I submit to you that there has never been a crime in human history lacking grievance and motivation.
The 9/11 lunatics had profound motivations, and the murderers of my son, Daniel Pearl, had very compelling “grievances.”
In the past few weeks, we have seen with our own eyes that Hamas and ISIS have grievances, too — and they, too, are lining up for operatic productions with the Met.
There is nothing more enticing to a would-be terrorist than the prospect of broadcasting his “grievances” in Lincoln Center, the icon of American culture.
Yet civilized society, from the time of our caveman ancestors, has learned to protect itself by codifying right from wrong, separating the holy from the profane, distinguishing that which deserves the sound of orchestras from that which deserves our unconditional revulsion.
The Met has smeared this distinction and thus betrayed its contract with society.
I submit to you that choreographing an operatic drama around criminal pathology is not an artistic prerogative, but a blatant betrayal of public trust.
We do not stage operas for rapists and child molesters, and we do not compose symphonies for penetrating the minds of ISIS executioners.

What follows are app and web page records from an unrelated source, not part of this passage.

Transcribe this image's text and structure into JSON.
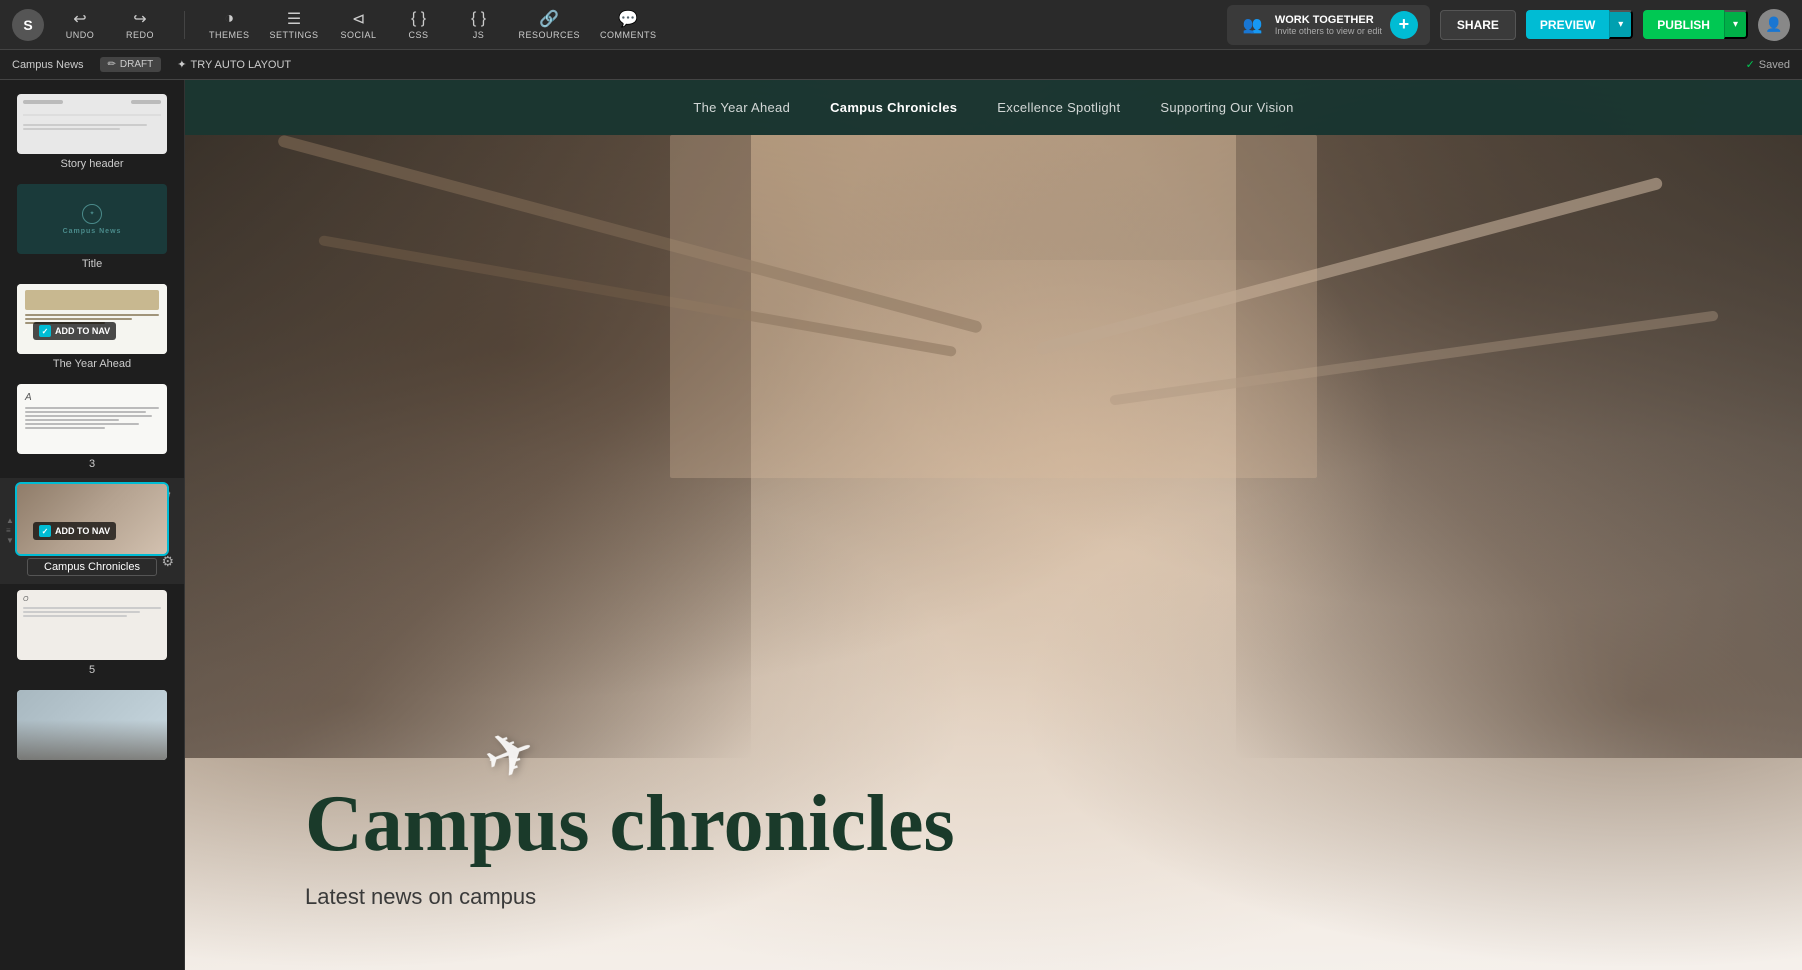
{
  "logo": "S",
  "toolbar": {
    "undo": "UNDO",
    "redo": "REDO",
    "themes": "THEMES",
    "settings": "SETTINGS",
    "social": "SOCIAL",
    "css": "CSS",
    "js": "JS",
    "resources": "RESOURCES",
    "comments": "COMMENTS"
  },
  "work_together": {
    "title": "WORK TOGETHER",
    "subtitle": "Invite others to view or edit"
  },
  "header_buttons": {
    "share": "SHARE",
    "preview": "PREVIEW",
    "publish": "PUBLISH"
  },
  "second_bar": {
    "page_name": "Campus News",
    "draft_label": "DRAFT",
    "edit_icon": "✏",
    "auto_layout": "TRY AUTO LAYOUT",
    "saved": "Saved"
  },
  "sidebar": {
    "items": [
      {
        "id": 1,
        "label": "Story header",
        "type": "story-header",
        "has_nav": false,
        "is_active": false,
        "has_input": false
      },
      {
        "id": 2,
        "label": "Title",
        "type": "title",
        "has_nav": false,
        "is_active": false,
        "has_input": false
      },
      {
        "id": 3,
        "label": "The Year Ahead",
        "type": "year-ahead",
        "has_nav": true,
        "nav_label": "ADD TO NAV",
        "is_active": false,
        "has_input": false
      },
      {
        "id": 4,
        "label": "3",
        "type": "text-page",
        "has_nav": false,
        "is_active": false,
        "has_input": false
      },
      {
        "id": 5,
        "label": "Campus Chronicles",
        "type": "campus-chronicles",
        "has_nav": true,
        "nav_label": "ADD TO NAV",
        "is_active": true,
        "has_input": true,
        "input_value": "Campus Chronicles"
      },
      {
        "id": 6,
        "label": "5",
        "type": "page5",
        "has_nav": false,
        "is_active": false,
        "has_input": false
      },
      {
        "id": 7,
        "label": "",
        "type": "page6",
        "has_nav": false,
        "is_active": false,
        "has_input": false
      }
    ]
  },
  "preview": {
    "nav_items": [
      {
        "label": "The Year Ahead",
        "active": false
      },
      {
        "label": "Campus Chronicles",
        "active": true
      },
      {
        "label": "Excellence Spotlight",
        "active": false
      },
      {
        "label": "Supporting Our Vision",
        "active": false
      }
    ],
    "hero_title": "Campus chronicles",
    "hero_subtitle": "Latest news on campus"
  },
  "colors": {
    "accent_cyan": "#00bcd4",
    "accent_green": "#00c853",
    "nav_dark": "#1a3a35",
    "hero_title_color": "#1a3a2a"
  }
}
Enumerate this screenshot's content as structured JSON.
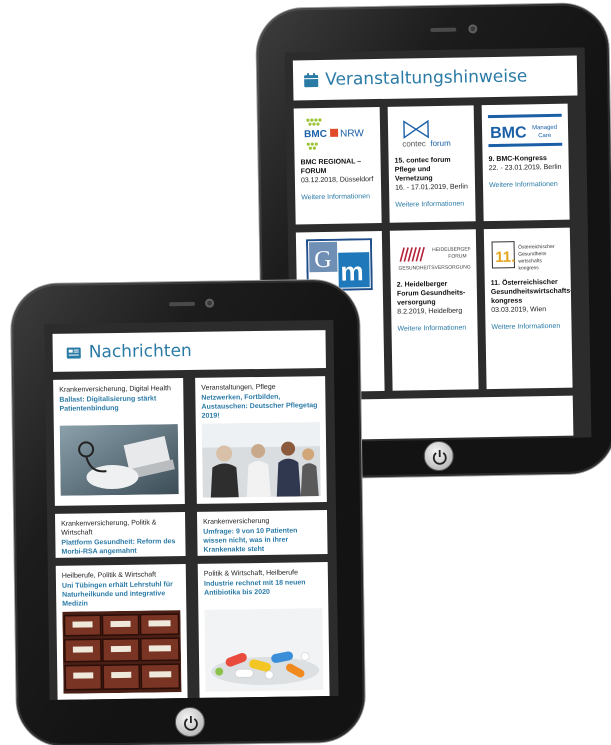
{
  "back": {
    "title": "Veranstaltungshinweise",
    "title_icon": "calendar-icon",
    "events": [
      {
        "logo": "BMC NRW Regional",
        "title": "BMC REGIONAL – FORUM",
        "date": "03.12.2018, Düsseldorf",
        "more": "Weitere Informationen"
      },
      {
        "logo": "contec forum",
        "title": "15. contec forum Pflege und Vernetzung",
        "date": "16. - 17.01.2019, Berlin",
        "more": "Weitere Informationen"
      },
      {
        "logo": "BMC Managed Care",
        "title": "9. BMC-Kongress",
        "date": "22. - 23.01.2019, Berlin",
        "more": "Weitere Informationen"
      },
      {
        "logo": "Gm",
        "title": "",
        "date": "",
        "more": ""
      },
      {
        "logo": "HEIDELBERGER FORUM GESUNDHEITSVERSORGUNG",
        "title": "2. Heidelberger Forum Gesundheits-versorgung",
        "date": "8.2.2019, Heidelberg",
        "more": "Weitere Informationen"
      },
      {
        "logo": "11. Österreichischer Gesundheits-wirtschafts-kongress",
        "title": "11. Österreichischer Gesundheitswirtschafts-kongress",
        "date": "03.03.2019, Wien",
        "more": "Weitere Informationen"
      }
    ]
  },
  "front": {
    "title": "Nachrichten",
    "title_icon": "newspaper-icon",
    "news": [
      {
        "category": "Krankenversicherung, Digital Health",
        "title": "Ballast: Digitalisierung stärkt Patientenbindung",
        "image": "doctor-laptop-photo"
      },
      {
        "category": "Veranstaltungen, Pflege",
        "title": "Netzwerken, Fortbilden, Austauschen: Deutscher Pflegetag 2019!",
        "image": "conference-people-photo"
      },
      {
        "category": "Krankenversicherung, Politik & Wirtschaft",
        "title": "Plattform Gesundheit: Reform des Morbi-RSA angemahnt",
        "image": ""
      },
      {
        "category": "Krankenversicherung",
        "title": "Umfrage: 9 von 10 Patienten wissen nicht, was in ihrer Krankenakte steht",
        "image": ""
      },
      {
        "category": "Heilberufe, Politik & Wirtschaft",
        "title": "Uni Tübingen erhält Lehrstuhl für Naturheilkunde und integrative Medizin",
        "image": "apothecary-drawers-photo"
      },
      {
        "category": "Politik & Wirtschaft, Heilberufe",
        "title": "Industrie rechnet mit 18 neuen Antibiotika bis 2020",
        "image": "pills-photo"
      }
    ]
  },
  "colors": {
    "accent": "#2a7aa6",
    "bezel": "#131313",
    "screen_bg": "#2c2c2c"
  }
}
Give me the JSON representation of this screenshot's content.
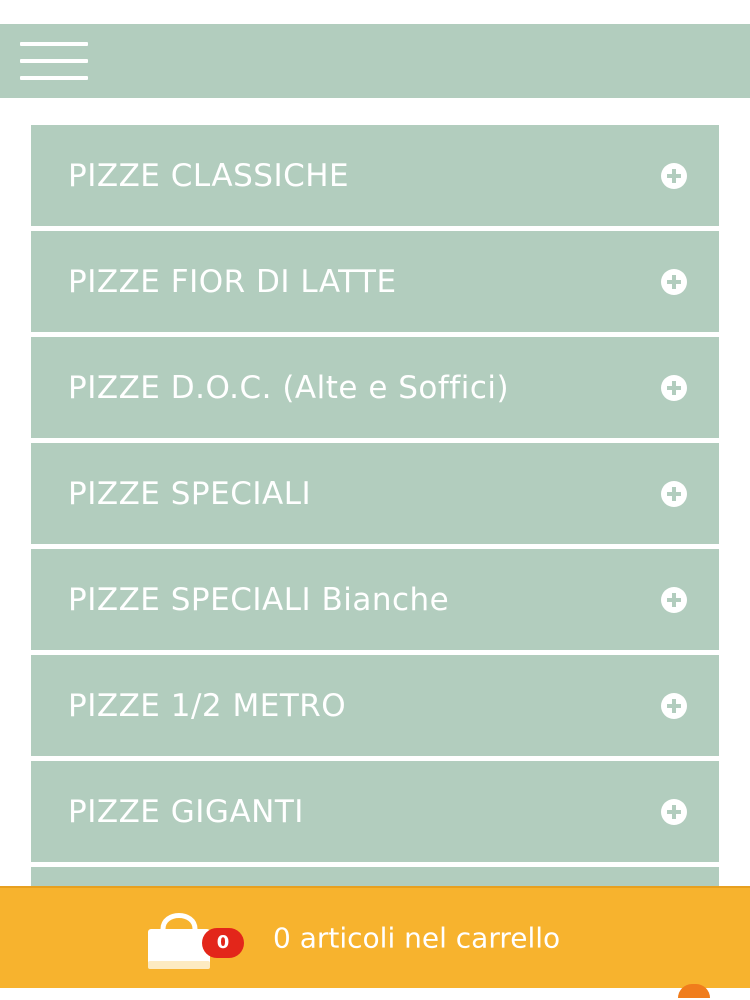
{
  "header": {
    "menu_icon": "hamburger-menu-icon",
    "background": "#b2cdbe"
  },
  "categories": [
    {
      "label": "PIZZE CLASSICHE",
      "icon": "plus-circle-icon"
    },
    {
      "label": "PIZZE FIOR DI LATTE",
      "icon": "plus-circle-icon"
    },
    {
      "label": "PIZZE D.O.C. (Alte e Soffici)",
      "icon": "plus-circle-icon"
    },
    {
      "label": "PIZZE SPECIALI",
      "icon": "plus-circle-icon"
    },
    {
      "label": "PIZZE SPECIALI Bianche",
      "icon": "plus-circle-icon"
    },
    {
      "label": "PIZZE 1/2 METRO",
      "icon": "plus-circle-icon"
    },
    {
      "label": "PIZZE GIGANTI",
      "icon": "plus-circle-icon"
    },
    {
      "label": "",
      "icon": ""
    }
  ],
  "cart": {
    "count": "0",
    "label": "0 articoli nel carrello",
    "icon": "shopping-bag-icon",
    "background": "#f7b32e",
    "badge_color": "#e3261a"
  },
  "colors": {
    "accent": "#b2cdbe",
    "text": "#ffffff",
    "cart": "#f7b32e",
    "badge": "#e3261a"
  }
}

No! Composer John Adams, some stories do not have two sides, and what was done to Leon Klinghoffer has one side only.
What we are seeing here in New York today is not an artistic expression that challenges the limits of morality, but a moral deformity that challenges the limits of the art.
This opera is not about the mentality of deranged terrorists, but about the judgment of our arts directors.
The New York Met has squandered humanity’s greatest treasure — our moral compass, our sense of right and wrong and, most sadly, our reverence for music as a noble expression of the human spirit.
We might be able someday to forgive the Met for de-criminalizing brutal minds, but we will never forgive them for poisoning our music — for turning our best violins and our iconic concert halls into megaphones for excusing evil.
[Met General Manager] Peter Gelb, let me repeat what I wrote to you on Thursday:
“May God give you the courage to admit that this was a hasty, short-sighted decision that can be reversed.”
May Danny’s last words strengthen your heart to say: “I erred.”